In the second quarter, the FTSE blue chip said that its airlines flew at a combined capacity of 21.9 per cent. For the coming period, it expects this to rise to 45 per cent.
Shares in the firm were down 3.8 per cent after the first hour of trading today.
Although eye-watering, the losses are roughly half those that IAG made in the same period in 2020, when the pandemic first grounded flights around the world.
Chief executive Luis Gallego said that Vueling and Iberia were the group’s best performing carriers, due to fewer restrictions in Latin America and mainland Europe.

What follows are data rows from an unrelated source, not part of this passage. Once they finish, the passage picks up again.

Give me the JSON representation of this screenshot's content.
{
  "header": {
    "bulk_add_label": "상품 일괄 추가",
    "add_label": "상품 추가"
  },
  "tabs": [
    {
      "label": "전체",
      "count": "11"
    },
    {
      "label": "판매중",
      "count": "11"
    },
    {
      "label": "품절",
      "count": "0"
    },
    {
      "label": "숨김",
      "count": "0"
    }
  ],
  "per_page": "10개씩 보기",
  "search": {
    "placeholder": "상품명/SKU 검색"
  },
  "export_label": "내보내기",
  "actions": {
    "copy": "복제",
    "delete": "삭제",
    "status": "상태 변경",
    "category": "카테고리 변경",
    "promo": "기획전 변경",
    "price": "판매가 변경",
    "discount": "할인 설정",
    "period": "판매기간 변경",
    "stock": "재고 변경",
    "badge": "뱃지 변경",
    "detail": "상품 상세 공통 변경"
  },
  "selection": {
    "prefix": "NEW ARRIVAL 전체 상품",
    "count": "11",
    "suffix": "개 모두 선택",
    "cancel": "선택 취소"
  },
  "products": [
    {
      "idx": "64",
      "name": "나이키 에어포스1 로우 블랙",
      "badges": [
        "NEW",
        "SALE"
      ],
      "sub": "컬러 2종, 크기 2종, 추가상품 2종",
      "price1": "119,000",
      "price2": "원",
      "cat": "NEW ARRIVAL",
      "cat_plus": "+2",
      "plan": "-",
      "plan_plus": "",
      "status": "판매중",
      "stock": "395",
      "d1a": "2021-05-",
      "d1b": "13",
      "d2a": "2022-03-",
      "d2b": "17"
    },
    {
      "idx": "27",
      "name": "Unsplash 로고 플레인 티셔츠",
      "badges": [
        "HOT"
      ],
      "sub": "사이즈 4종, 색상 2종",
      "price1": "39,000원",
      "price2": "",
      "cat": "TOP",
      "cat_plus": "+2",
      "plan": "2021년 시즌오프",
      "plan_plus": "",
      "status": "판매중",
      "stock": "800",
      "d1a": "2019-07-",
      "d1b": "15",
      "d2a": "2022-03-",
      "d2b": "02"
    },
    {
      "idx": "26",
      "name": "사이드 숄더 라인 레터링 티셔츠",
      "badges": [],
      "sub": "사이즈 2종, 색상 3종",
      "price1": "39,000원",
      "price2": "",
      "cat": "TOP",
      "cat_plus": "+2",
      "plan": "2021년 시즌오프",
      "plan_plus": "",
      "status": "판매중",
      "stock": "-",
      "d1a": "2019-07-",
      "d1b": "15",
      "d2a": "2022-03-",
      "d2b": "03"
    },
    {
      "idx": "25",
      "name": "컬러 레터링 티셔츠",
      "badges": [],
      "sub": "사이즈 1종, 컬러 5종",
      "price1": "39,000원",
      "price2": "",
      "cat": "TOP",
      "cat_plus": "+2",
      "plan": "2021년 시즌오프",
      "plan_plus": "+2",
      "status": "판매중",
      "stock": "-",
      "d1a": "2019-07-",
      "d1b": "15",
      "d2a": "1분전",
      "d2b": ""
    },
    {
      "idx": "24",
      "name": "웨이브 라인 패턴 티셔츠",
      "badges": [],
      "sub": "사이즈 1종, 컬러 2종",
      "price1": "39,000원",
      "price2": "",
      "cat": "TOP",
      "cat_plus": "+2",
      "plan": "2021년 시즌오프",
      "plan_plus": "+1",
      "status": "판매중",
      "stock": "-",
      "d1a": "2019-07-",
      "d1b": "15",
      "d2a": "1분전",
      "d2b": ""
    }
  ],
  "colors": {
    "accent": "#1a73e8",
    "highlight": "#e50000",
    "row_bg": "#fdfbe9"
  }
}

He also welcomed the UK government’s recent decision to exempt fully vaccinated people from the EU and US from quarantining on arrival in the UK, describing it as an “important first step in reopening transatlantic travel”.
The transatlantic market is key to BA in particular, with the carrier operating 35 per cent of all capacity on the lucrative routes, according to analysts Cirium.
But compared to pre-pandemic levels, its capacity on the routes is down 84 per cent year-on-year.
Due to the ongoing uncertainty over travel restrictions, IAG said that it was not providing any further profit guidance for 2021.
It added that it had liquidity of €10.2bn, while it is currently burning cash at a rate of €190m per week.
Keith Bowman, equity analyst at Interactive Investor, said: “IAG has taken considerable action since the start of the pandemic to conserve cash, bolster its finances and wait out the worst crisis in the industry’s history.
“Vaccination rates across much of the world continue to rise and governments such as those in the UK and US remain eager to ease restrictions.
“In all, and while an 80 per cent-plus gain in the share price since late October 2020, and just prior to vaccination development success, should not be forgotten, a consensus analyst fair price estimate of 237p per share has to date left overall market opinion pointing towards a ‘buy’.”
But Laura Hoy, equities analyst at Hargreaves Lansdown, said the pandemic would “leave scars that will follow the group well into the future”.
“You can’t dress up the fact that IAG is in a terrible position right now. Management’s done a terrific job making the most of the situation—operating costs have come down significantly and cargo revenue is at an all-time high. But IAG’s in the business of flying people around the world, a tricky place to be in a global pandemic.
“Long-haul traffic will be last to recover, and IAG’s position within Europe means it’s at the mercy of many of different government restrictions. The group doesn’t expect passenger demand to return to pre-pandemic levels until 2023 at the earliest, leaving no choice but to continue paring down operations.”